Hibs Supporters’ Club, Edinburgh ****

Yet the atmosphere is not quite its convivial self; there’s an undertow of menace and unease, as guides in black woolly hats steer us to our places, and into a future where this building has become the Sunnyside Centre, one of the few remaining safe and sociable spaces in an Edinburgh devastated by decades of harsh authoritarian government and nameless catastrophe.

A troubled-looking conjuror tries to entertain us with a trick involving a precious can of fruit; and then, for an hour or so, we’re off around the corners of the room, hearing four beautifully-written monologues of despair, rebellion, and faint, flickering hope, set in a city where the urban landscape remains familiar, but convivial human life is all but dead.

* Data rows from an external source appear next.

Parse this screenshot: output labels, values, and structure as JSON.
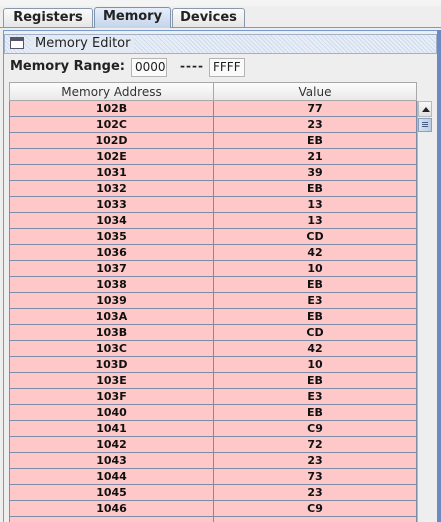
{
  "tabs": [
    {
      "label": "Registers",
      "selected": false
    },
    {
      "label": "Memory",
      "selected": true
    },
    {
      "label": "Devices",
      "selected": false
    }
  ],
  "window": {
    "title": "Memory Editor",
    "icon": "window-icon"
  },
  "range": {
    "label": "Memory Range:",
    "start": "0000",
    "separator": "----",
    "end": "FFFF"
  },
  "table": {
    "columns": [
      "Memory Address",
      "Value"
    ],
    "highlight_color": "#ffc8c8",
    "rows": [
      {
        "address": "102B",
        "value": "77"
      },
      {
        "address": "102C",
        "value": "23"
      },
      {
        "address": "102D",
        "value": "EB"
      },
      {
        "address": "102E",
        "value": "21"
      },
      {
        "address": "1031",
        "value": "39"
      },
      {
        "address": "1032",
        "value": "EB"
      },
      {
        "address": "1033",
        "value": "13"
      },
      {
        "address": "1034",
        "value": "13"
      },
      {
        "address": "1035",
        "value": "CD"
      },
      {
        "address": "1036",
        "value": "42"
      },
      {
        "address": "1037",
        "value": "10"
      },
      {
        "address": "1038",
        "value": "EB"
      },
      {
        "address": "1039",
        "value": "E3"
      },
      {
        "address": "103A",
        "value": "EB"
      },
      {
        "address": "103B",
        "value": "CD"
      },
      {
        "address": "103C",
        "value": "42"
      },
      {
        "address": "103D",
        "value": "10"
      },
      {
        "address": "103E",
        "value": "EB"
      },
      {
        "address": "103F",
        "value": "E3"
      },
      {
        "address": "1040",
        "value": "EB"
      },
      {
        "address": "1041",
        "value": "C9"
      },
      {
        "address": "1042",
        "value": "72"
      },
      {
        "address": "1043",
        "value": "23"
      },
      {
        "address": "1044",
        "value": "73"
      },
      {
        "address": "1045",
        "value": "23"
      },
      {
        "address": "1046",
        "value": "C9"
      },
      {
        "address": "",
        "value": ""
      }
    ]
  }
}
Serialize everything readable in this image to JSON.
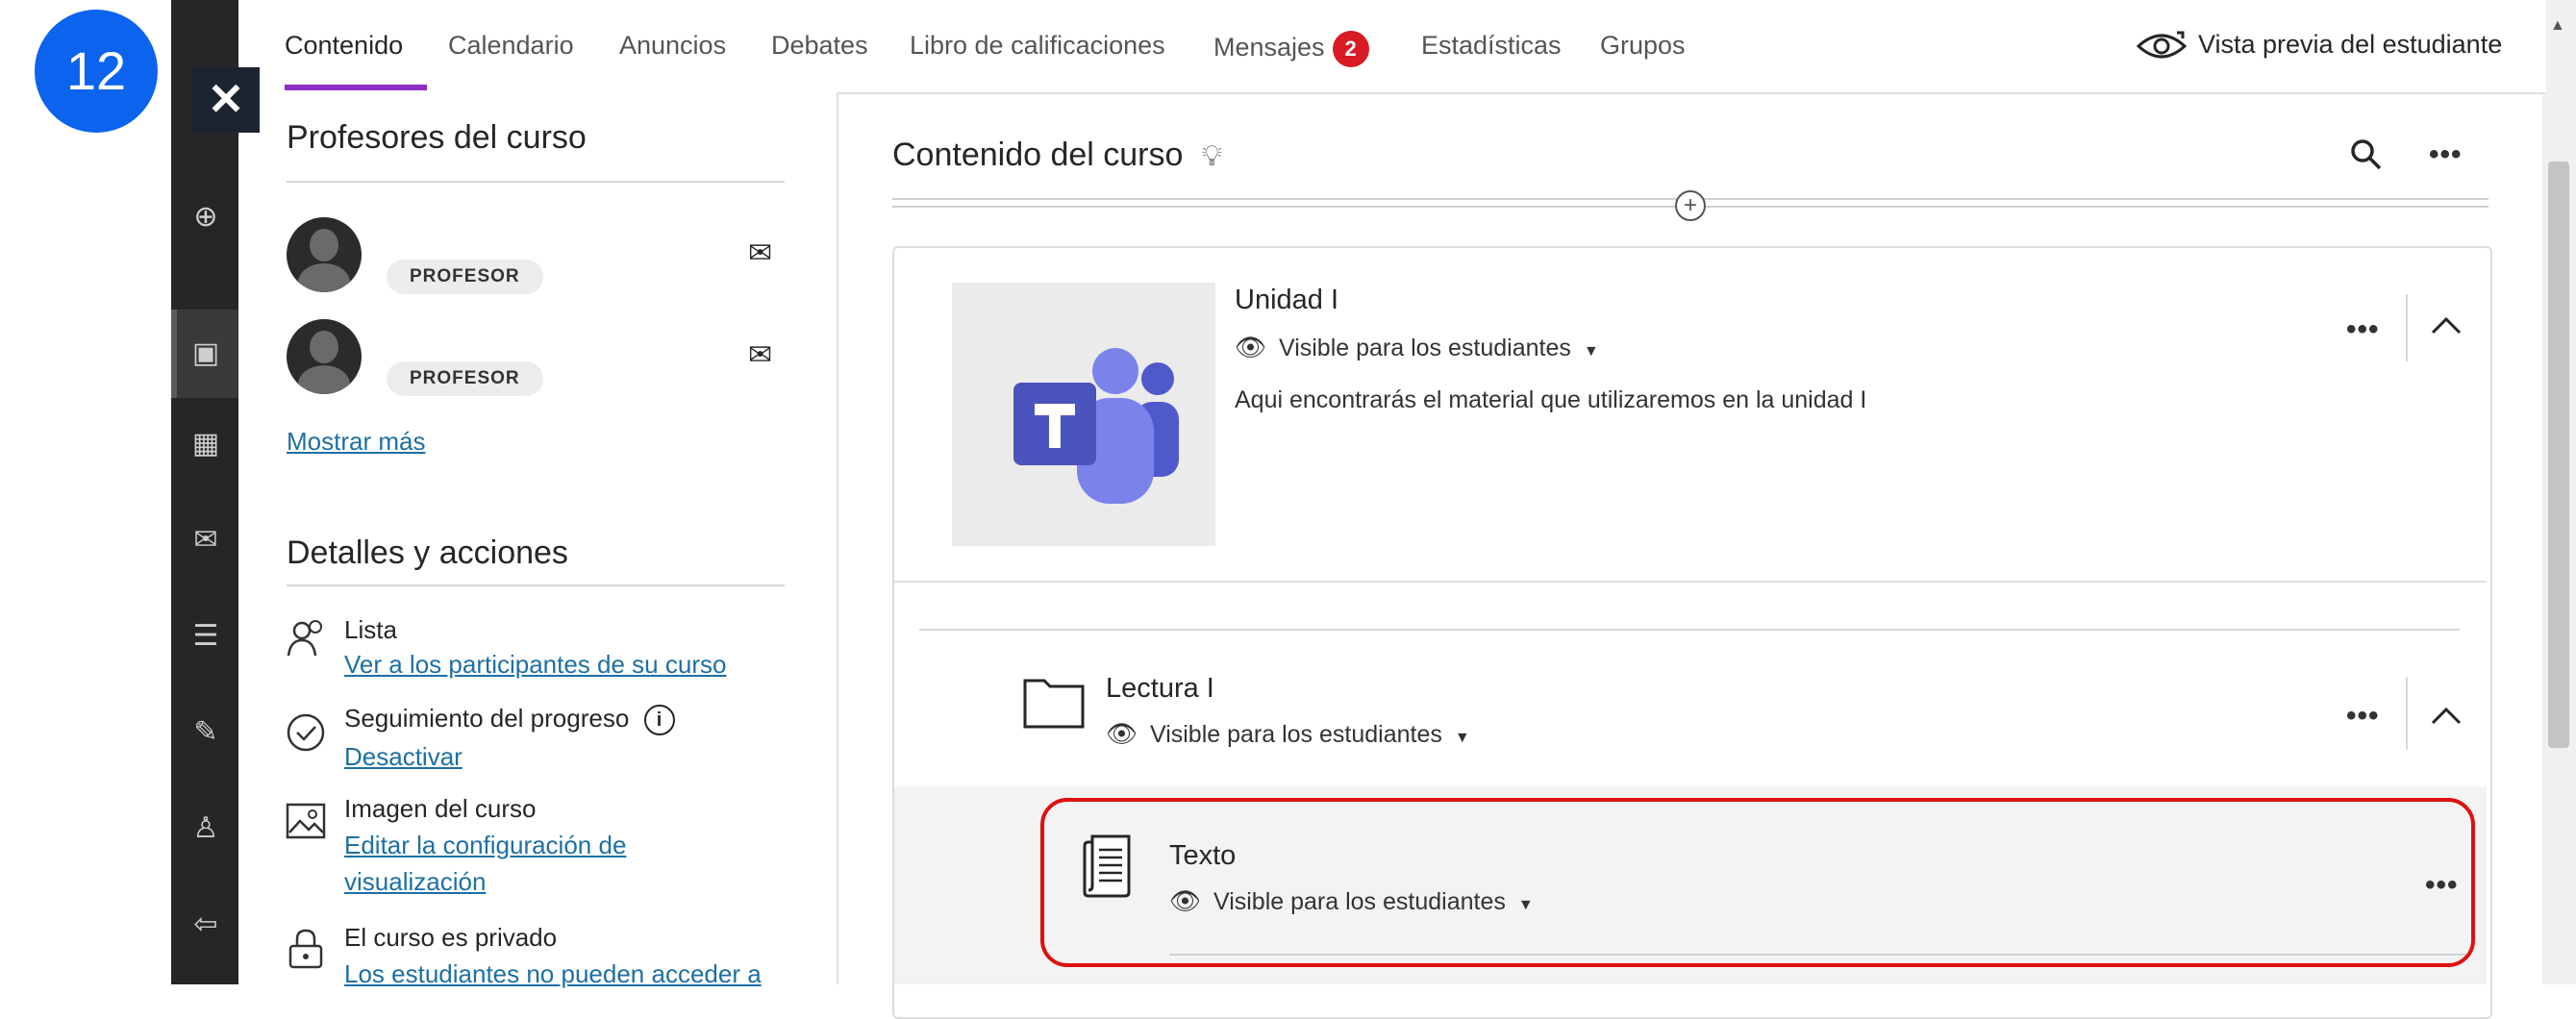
{
  "step_badge": "12",
  "close_glyph": "✕",
  "tabs": [
    {
      "label": "Contenido"
    },
    {
      "label": "Calendario"
    },
    {
      "label": "Anuncios"
    },
    {
      "label": "Debates"
    },
    {
      "label": "Libro de calificaciones"
    },
    {
      "label": "Mensajes",
      "badge": "2"
    },
    {
      "label": "Estadísticas"
    },
    {
      "label": "Grupos"
    }
  ],
  "student_preview": "Vista previa del estudiante",
  "left_panel": {
    "professors_title": "Profesores del curso",
    "professor_role": "PROFESOR",
    "show_more": "Mostrar más",
    "details_title": "Detalles y acciones",
    "items": [
      {
        "title": "Lista",
        "link": "Ver a los participantes de su curso",
        "icon": "roster-icon"
      },
      {
        "title": "Seguimiento del progreso",
        "link": "Desactivar",
        "icon": "progress-check-icon"
      },
      {
        "title": "Imagen del curso",
        "link_line1": "Editar la configuración de",
        "link_line2": "visualización",
        "icon": "image-icon"
      },
      {
        "title": "El curso es privado",
        "link": "Los estudiantes no pueden acceder a",
        "icon": "lock-icon"
      }
    ]
  },
  "main": {
    "title": "Contenido del curso",
    "unit": {
      "title": "Unidad I",
      "visibility": "Visible para los estudiantes",
      "description": "Aqui encontrarás el material que utilizaremos en la unidad I"
    },
    "folder": {
      "title": "Lectura I",
      "visibility": "Visible para los estudiantes"
    },
    "document": {
      "title": "Texto",
      "visibility": "Visible para los estudiantes"
    }
  },
  "colors": {
    "accent_tab": "#8b2cc4",
    "badge_red": "#d81b24",
    "step_blue": "#0b63ee",
    "highlight_red": "#e01010",
    "teams_purple": "#5b5fc7"
  }
}
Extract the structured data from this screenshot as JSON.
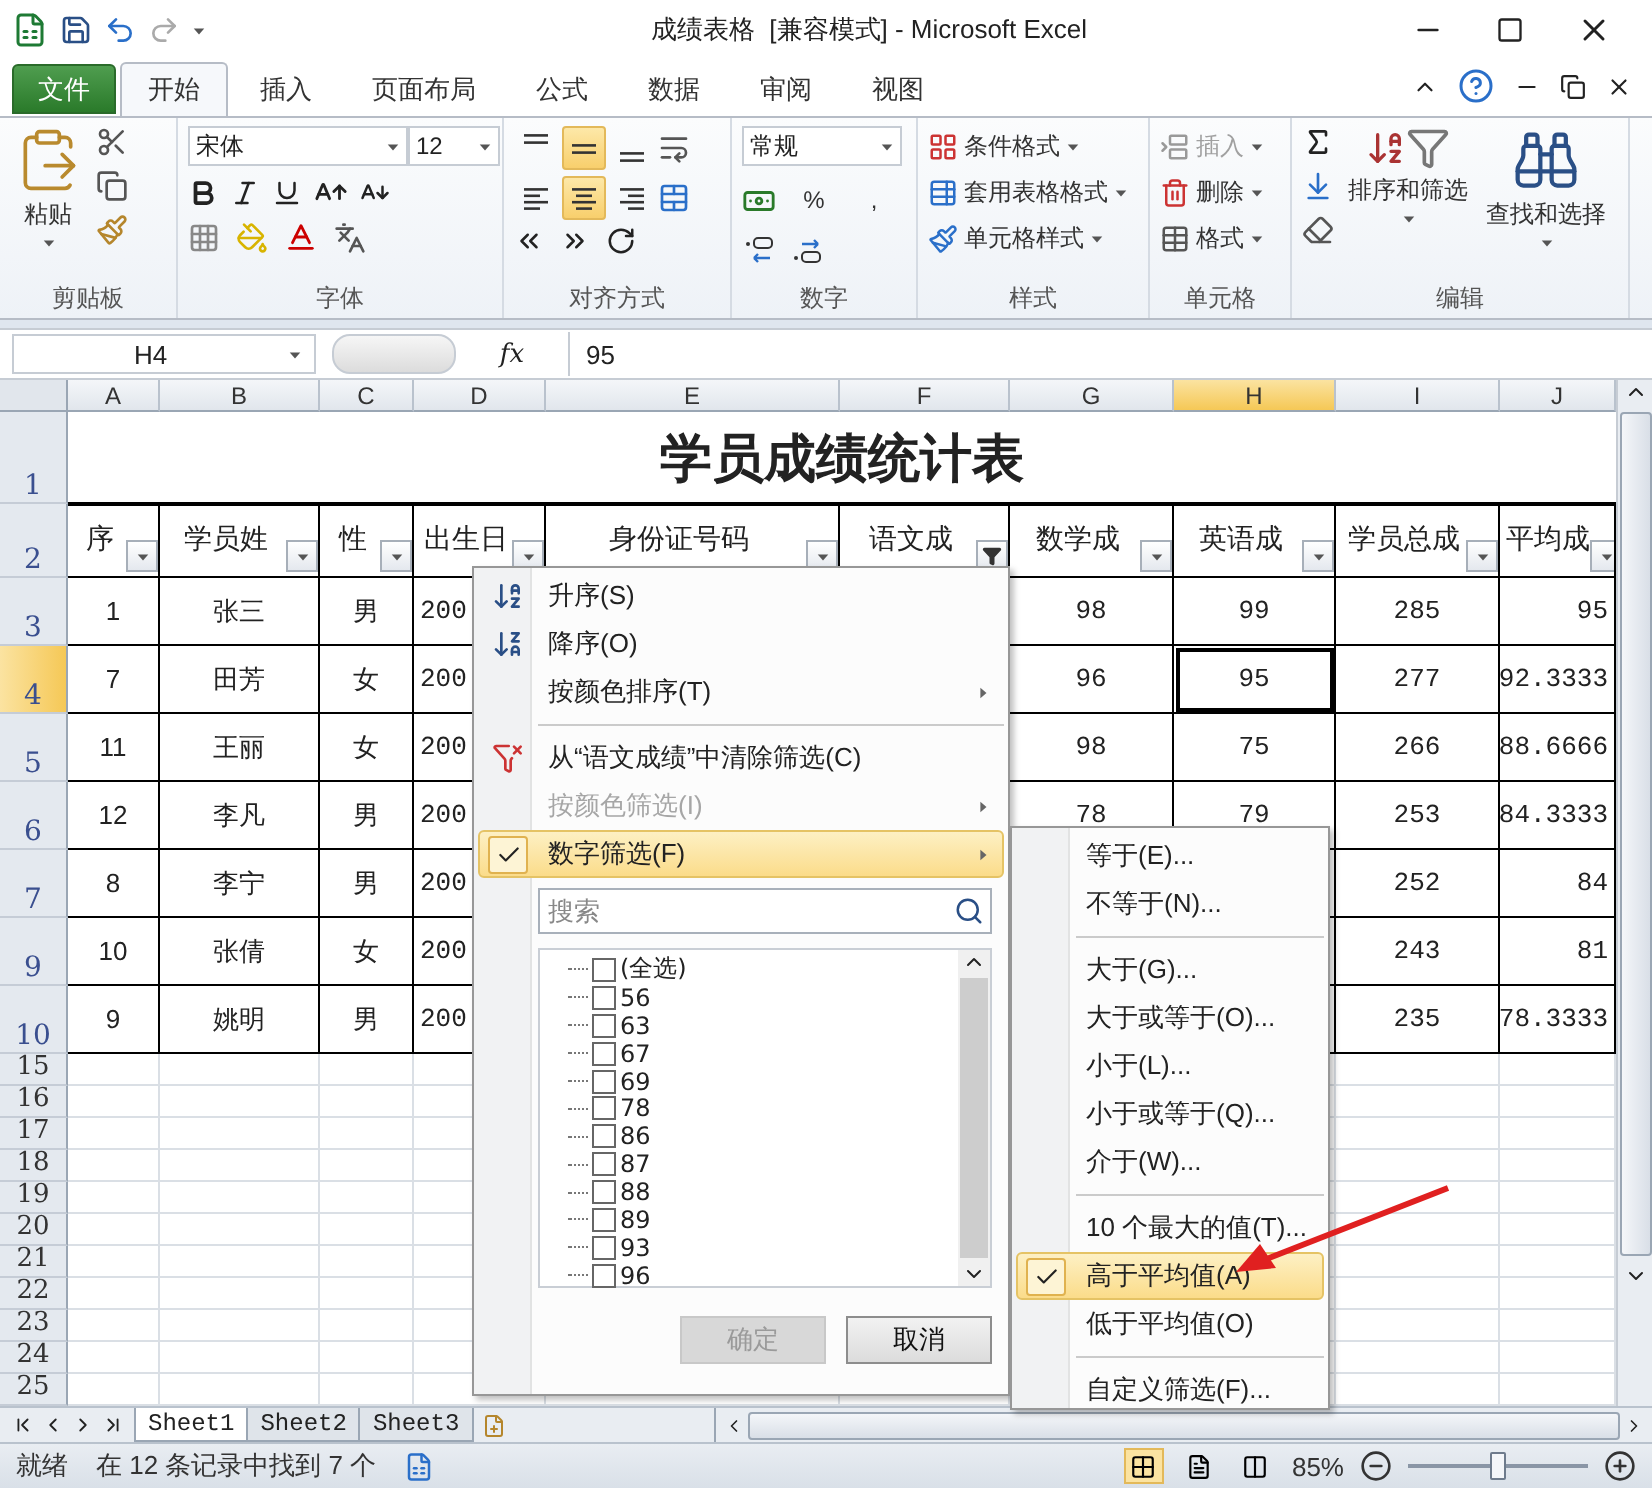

This is the first-ever full production from Edinburgh’s Village Pub Theatre, specialists in readings of tiny ten-minute plays at their base in Leith; and in Caitlin Skinner’s thoughtful production, it makes a moving and memorable piece of site-specific drama, powerfully performed by actors Crawford Logan, Jenny Hulse, Kirstin Murray, John Macaulay and Pierce Reid.

It’s rare to see five writers – James Ley, Tim Barrow, Helen Shutt, Louise E. Knowles and Sophie Good – co-operate to produce themed pieces that work so intensely together. And it’s unique, in my experience, to see that collaborative work linked so closely and passionately to the space where it takes place; or to a vision of that space as it might be, in a future most of us hardly dare imagine.

JOYCE MCMILLAN